[Page and application data records]
-.-.-

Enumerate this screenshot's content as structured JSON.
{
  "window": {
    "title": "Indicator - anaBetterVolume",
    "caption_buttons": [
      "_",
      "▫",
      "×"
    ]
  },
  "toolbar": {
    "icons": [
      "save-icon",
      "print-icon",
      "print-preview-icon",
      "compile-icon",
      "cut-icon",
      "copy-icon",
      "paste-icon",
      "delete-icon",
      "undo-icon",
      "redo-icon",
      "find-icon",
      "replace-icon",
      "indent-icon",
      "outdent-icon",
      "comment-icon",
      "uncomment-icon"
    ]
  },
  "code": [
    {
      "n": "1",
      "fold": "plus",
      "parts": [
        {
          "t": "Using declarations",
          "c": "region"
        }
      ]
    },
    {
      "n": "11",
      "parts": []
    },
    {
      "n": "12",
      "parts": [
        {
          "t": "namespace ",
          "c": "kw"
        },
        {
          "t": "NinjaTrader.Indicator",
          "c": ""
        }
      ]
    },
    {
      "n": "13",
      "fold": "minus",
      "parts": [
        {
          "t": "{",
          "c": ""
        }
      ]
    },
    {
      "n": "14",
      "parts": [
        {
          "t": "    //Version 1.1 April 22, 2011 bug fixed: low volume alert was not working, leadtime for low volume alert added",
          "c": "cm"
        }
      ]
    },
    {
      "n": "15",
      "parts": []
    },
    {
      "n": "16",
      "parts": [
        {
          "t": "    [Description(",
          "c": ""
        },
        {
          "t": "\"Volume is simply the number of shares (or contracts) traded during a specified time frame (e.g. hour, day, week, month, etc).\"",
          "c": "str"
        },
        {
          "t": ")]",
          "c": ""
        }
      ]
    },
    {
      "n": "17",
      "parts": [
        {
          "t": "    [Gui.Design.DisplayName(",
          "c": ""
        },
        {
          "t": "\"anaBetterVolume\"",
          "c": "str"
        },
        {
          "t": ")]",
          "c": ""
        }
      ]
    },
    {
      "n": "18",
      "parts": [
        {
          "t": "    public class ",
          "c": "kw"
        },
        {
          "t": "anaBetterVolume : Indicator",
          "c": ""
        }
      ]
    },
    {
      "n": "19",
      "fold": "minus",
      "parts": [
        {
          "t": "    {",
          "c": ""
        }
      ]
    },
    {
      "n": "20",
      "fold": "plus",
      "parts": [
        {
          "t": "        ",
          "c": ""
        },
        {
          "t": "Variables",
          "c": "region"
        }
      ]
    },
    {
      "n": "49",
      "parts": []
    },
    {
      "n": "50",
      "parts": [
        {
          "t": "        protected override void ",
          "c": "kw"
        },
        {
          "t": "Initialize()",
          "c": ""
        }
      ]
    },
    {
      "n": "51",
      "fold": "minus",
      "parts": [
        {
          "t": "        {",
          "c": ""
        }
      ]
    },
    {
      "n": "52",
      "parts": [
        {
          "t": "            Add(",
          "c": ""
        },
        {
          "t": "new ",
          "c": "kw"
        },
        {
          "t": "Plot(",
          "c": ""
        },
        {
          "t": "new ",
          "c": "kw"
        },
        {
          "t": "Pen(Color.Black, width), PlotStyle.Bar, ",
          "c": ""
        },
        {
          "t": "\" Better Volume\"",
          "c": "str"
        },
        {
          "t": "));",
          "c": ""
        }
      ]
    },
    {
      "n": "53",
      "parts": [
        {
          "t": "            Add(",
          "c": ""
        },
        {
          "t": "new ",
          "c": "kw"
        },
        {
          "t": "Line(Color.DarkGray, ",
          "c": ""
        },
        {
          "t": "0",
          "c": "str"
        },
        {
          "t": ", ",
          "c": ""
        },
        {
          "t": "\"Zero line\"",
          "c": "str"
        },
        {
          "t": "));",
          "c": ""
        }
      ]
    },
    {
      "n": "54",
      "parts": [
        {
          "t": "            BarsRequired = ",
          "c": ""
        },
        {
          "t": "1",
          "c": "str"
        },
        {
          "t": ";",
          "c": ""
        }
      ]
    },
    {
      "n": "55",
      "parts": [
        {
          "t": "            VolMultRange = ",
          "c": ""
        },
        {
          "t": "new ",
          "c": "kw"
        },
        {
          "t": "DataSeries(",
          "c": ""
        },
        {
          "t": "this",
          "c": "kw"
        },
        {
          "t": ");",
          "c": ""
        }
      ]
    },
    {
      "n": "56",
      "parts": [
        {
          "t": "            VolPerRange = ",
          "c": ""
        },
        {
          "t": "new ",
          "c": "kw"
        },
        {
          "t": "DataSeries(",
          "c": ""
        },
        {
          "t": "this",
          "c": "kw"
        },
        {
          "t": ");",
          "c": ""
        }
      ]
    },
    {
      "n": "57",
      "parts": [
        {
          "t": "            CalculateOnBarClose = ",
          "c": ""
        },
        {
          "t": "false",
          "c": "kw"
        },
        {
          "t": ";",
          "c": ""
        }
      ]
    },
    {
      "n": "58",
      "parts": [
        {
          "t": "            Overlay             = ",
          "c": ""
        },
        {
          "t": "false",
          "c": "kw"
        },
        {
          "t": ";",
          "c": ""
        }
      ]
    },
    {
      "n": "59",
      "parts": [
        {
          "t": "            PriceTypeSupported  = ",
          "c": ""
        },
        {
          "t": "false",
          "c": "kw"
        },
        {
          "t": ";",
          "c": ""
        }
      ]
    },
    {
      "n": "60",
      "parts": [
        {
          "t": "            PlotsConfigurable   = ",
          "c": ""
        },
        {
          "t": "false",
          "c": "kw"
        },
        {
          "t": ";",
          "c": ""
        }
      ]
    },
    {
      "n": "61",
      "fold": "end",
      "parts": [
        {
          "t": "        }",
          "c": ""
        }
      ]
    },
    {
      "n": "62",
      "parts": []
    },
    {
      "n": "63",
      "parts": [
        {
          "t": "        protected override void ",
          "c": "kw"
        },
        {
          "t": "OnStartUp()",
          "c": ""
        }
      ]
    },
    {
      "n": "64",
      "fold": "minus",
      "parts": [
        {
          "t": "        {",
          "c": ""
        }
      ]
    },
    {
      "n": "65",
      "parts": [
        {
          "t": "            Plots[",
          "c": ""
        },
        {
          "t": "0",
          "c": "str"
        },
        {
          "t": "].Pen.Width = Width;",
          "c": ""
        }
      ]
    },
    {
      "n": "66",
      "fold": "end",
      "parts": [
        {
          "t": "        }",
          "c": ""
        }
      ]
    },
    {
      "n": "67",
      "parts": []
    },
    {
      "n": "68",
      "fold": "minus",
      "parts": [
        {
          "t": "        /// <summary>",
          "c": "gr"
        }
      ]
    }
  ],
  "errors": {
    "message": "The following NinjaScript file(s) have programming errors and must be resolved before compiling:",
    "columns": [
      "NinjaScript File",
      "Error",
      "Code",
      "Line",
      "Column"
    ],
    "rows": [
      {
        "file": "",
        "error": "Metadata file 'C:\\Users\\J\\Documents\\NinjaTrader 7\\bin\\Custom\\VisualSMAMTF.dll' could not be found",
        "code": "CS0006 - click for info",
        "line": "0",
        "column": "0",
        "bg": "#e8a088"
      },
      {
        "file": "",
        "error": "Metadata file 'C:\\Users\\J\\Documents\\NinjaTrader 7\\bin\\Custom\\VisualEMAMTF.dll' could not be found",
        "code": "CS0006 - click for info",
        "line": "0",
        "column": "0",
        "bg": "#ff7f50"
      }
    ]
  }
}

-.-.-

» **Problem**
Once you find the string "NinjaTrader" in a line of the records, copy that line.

» **Output below**
          "t": "NinjaTrader.Indicator",
        "error": "Metadata file 'C:\\Users\\J\\Documents\\NinjaTrader 7\\bin\\Custom\\VisualSMAMTF.dll' could not be found",
        "error": "Metadata file 'C:\\Users\\J\\Documents\\NinjaTrader 7\\bin\\Custom\\VisualEMAMTF.dll' could not be found",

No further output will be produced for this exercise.